"I found out about the emails because someone anonymously sent me an email." said Edgar Johnson, spokesperson for MEChA, "After I read one of them, it kind of got my blood boiling. When you distribute this type of material over the internet it creates a hostile environment."
In an interview with Kehowski, he explained, "I simply said, why are we hosting a blatantly racist event, when people are being crucified for the most innocuous comments, they seem to be getting away with this." Kehowski finds fault with the term "La Raza", he said, "Because La Raza doesn't mean me and it doesn't mean you. It's definitely a racist event and that's what I questioned."

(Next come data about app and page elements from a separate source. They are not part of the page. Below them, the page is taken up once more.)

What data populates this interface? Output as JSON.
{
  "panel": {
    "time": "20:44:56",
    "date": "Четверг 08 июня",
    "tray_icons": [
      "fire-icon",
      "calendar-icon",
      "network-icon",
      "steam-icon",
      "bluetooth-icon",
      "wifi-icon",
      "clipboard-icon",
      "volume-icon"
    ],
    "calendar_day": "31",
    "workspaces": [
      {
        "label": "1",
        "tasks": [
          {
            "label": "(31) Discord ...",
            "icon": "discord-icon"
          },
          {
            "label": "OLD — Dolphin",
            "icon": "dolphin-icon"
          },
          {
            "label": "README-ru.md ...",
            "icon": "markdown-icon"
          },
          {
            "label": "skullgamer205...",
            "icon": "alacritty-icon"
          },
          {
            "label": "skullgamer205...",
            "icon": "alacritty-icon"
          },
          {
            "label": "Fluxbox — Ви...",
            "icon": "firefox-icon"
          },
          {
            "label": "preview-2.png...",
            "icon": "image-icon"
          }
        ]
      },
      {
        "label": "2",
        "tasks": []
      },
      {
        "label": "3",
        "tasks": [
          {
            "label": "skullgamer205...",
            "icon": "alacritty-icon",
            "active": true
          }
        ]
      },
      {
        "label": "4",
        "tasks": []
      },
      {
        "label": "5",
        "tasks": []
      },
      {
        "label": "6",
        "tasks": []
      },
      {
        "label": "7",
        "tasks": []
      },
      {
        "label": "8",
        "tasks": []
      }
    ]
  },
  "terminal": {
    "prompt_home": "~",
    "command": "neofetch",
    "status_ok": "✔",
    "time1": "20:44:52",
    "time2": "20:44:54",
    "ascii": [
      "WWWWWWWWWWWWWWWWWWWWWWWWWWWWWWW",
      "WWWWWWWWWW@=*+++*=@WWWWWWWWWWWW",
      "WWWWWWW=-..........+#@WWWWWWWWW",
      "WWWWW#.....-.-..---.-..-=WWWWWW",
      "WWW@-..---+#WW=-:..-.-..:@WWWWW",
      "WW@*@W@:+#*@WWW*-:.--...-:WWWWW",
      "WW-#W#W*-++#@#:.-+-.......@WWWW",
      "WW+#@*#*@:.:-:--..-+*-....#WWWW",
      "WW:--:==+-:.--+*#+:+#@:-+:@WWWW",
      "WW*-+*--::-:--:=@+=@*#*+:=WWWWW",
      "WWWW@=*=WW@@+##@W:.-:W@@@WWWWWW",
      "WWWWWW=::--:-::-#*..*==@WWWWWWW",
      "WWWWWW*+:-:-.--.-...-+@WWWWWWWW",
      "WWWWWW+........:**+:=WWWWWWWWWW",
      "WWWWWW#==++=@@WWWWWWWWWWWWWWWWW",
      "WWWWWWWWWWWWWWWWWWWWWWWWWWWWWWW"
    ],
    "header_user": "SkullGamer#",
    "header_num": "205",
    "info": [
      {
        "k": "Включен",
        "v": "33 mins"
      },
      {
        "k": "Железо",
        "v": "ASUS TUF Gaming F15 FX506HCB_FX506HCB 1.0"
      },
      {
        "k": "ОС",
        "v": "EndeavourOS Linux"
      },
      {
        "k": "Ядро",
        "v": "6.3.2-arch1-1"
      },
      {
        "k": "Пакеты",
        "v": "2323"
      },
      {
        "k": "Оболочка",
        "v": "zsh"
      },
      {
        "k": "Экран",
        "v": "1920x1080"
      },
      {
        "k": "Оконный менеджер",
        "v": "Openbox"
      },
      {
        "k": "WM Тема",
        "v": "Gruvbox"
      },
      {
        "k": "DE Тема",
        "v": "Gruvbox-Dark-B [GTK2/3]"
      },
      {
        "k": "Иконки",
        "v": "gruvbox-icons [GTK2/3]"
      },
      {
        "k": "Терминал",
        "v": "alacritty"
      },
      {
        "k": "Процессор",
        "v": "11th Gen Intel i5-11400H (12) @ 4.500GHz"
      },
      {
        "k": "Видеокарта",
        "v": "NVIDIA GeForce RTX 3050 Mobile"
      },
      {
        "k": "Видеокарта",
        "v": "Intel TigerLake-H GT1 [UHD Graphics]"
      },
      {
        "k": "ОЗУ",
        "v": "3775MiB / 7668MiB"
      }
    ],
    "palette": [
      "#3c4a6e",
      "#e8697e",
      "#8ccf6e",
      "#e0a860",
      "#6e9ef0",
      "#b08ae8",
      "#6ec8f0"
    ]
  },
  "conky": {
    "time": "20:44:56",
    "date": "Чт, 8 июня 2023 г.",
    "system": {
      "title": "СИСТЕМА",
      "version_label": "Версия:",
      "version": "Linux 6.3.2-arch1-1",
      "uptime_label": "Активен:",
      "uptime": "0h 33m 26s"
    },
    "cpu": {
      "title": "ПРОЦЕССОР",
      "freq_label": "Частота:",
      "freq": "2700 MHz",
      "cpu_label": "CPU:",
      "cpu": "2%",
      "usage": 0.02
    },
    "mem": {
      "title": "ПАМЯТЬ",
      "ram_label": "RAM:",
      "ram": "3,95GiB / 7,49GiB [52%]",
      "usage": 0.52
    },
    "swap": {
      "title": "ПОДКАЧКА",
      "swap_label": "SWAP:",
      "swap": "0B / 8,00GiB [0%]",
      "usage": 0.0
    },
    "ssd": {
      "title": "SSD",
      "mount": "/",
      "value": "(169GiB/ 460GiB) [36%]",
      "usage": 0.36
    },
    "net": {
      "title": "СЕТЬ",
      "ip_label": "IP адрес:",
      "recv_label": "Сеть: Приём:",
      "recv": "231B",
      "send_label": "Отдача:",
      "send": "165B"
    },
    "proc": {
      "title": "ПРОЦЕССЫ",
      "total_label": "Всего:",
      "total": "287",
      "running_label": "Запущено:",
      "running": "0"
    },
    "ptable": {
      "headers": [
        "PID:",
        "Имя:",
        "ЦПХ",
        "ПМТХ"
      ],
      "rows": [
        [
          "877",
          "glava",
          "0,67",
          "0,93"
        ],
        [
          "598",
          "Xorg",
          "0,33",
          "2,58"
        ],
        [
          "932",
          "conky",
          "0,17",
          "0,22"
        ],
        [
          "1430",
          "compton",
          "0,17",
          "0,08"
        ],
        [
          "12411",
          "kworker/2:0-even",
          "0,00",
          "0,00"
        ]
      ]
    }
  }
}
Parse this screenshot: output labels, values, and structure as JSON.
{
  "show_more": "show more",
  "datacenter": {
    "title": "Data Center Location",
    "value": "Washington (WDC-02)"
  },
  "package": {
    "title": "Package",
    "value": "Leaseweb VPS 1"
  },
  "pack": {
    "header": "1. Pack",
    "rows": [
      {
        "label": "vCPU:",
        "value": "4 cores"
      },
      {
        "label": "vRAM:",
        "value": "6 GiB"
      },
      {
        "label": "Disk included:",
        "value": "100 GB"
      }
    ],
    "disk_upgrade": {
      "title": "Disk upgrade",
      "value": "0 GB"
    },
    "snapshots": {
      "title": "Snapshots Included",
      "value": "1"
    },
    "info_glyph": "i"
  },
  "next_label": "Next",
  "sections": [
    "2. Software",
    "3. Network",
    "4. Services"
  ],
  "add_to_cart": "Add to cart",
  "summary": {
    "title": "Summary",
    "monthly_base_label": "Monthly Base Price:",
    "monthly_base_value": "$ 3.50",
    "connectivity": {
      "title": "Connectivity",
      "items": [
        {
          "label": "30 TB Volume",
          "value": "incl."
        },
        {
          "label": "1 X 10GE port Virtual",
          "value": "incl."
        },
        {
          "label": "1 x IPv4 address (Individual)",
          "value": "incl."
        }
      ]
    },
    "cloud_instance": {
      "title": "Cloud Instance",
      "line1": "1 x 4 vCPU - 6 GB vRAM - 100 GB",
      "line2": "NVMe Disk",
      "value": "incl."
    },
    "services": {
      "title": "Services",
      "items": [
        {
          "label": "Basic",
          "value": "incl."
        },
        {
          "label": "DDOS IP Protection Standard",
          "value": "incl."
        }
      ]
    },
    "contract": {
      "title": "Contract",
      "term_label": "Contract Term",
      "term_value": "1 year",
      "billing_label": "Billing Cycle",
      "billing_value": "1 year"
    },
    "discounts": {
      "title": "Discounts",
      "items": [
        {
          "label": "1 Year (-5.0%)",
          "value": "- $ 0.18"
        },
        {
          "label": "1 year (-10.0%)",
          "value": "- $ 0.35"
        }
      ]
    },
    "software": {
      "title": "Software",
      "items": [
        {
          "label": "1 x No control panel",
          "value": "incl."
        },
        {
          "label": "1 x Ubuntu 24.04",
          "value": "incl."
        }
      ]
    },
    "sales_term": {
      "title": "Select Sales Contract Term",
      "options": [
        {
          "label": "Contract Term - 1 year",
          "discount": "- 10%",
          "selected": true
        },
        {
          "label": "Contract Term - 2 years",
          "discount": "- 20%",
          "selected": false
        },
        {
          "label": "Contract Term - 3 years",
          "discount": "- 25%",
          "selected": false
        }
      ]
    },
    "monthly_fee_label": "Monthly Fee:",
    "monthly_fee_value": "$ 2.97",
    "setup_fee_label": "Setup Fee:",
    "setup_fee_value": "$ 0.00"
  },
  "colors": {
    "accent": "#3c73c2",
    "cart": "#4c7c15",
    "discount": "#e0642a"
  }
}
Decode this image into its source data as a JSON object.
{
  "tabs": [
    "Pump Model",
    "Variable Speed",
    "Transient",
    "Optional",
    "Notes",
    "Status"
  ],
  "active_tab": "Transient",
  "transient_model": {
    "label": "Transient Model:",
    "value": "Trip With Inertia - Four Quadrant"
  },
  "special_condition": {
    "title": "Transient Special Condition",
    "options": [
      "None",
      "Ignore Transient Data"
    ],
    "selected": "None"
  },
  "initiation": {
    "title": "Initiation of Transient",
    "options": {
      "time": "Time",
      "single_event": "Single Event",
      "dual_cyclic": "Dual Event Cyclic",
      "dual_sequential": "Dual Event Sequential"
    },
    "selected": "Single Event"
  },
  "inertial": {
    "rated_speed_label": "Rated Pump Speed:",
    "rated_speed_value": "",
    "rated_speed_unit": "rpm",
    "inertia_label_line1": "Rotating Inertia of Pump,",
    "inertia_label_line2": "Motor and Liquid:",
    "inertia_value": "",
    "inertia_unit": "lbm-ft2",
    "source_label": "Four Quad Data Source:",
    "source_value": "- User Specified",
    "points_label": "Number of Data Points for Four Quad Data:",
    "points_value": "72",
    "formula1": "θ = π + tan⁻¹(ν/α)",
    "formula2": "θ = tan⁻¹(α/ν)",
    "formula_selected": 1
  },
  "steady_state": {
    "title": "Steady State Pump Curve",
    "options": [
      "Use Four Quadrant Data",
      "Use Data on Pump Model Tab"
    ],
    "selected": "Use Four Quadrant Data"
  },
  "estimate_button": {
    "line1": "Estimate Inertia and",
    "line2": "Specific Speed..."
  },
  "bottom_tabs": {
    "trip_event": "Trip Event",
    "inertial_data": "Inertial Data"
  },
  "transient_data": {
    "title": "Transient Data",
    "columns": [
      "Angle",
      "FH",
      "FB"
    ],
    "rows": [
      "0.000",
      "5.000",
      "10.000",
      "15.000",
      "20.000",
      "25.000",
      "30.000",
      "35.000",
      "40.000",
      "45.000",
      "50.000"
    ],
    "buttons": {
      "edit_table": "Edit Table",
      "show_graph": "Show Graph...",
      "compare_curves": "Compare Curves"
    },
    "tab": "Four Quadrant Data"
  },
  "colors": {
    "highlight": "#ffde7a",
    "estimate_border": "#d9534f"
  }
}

However, Johnson says, "Our founding papers from the late 60's talk about "la Raza" and "revolution" but our revolution is in changing our ways. We are trying to reach out to the people, since we are college students, we want to tell them to come to the universities, don't drop out of high school. In addition, an economic revolution, to get out of government assistance, the best way for us is education. That is the kind of revolution we are talking about."
As for the term "La Raza" Johnson said, "When we talk about La Raza it means many things, it means our community, our brothers and sisters, our culture."
In the MEChA constitution last updated in 1987 there is no mention of "la Raza" or "revolution", only that its purpose is to develop unity among Chicano students.
But Kehowski is firm in his belief, "They are a product of 60's radicalism. In the political correctness certain groups end up being able to do things that would be forbidden, for example, by a white student to make such a statement."
When asked about other student organizations such as the Native American Student Association and the Lesbian, Gay, Bisexual, Transgender Academic Union, Kehowski responded, "They're a sign of the times, it's all Balkanization, it's a division along racial and ethnic lines that the assimilation ethic of decades ago really helped to erase."
In a news release sent out by Dr. Rufus Glasper, Chancellor of MCCCD, he describes the emails as "insensitive" and "divisive" but states, "While the immediate response may be to demand that such thinking not be communicated throughout the district, such an action could seriously undermine our ability to promote true academic freedom."
In the MCCCD's Computing Resource Standards, the district states its "computing resources exist for Maricopa purposes-namely its educational, research, service, operational, and management purposes…Using computing resources for clearly personal-and non-Maricopa purposes would be an improper use of those resources." But it also states that the district understands the need for academic freedom and exchange of opinions.
Trying to find the balance between free speech, academic freedom, and diversity is very difficult.
"If we violate our own district policy and curtail this one person's free speech we curtail our own," said George Martinez, Director of College Advancement Services. "The more we have open dialog the better…If there is an infraction of policy then that is dealt with appropriately at the college level."
As for MEChA's plan of action, "We need to think this through and make sure this is happening in a correct way. We are planning to write a letter to him, to his supervisors, going up the chain of command, requesting an apology," said Johnson. "I don't agree with what he says, but I cannot wish him any harm, so we don't want him to get fired."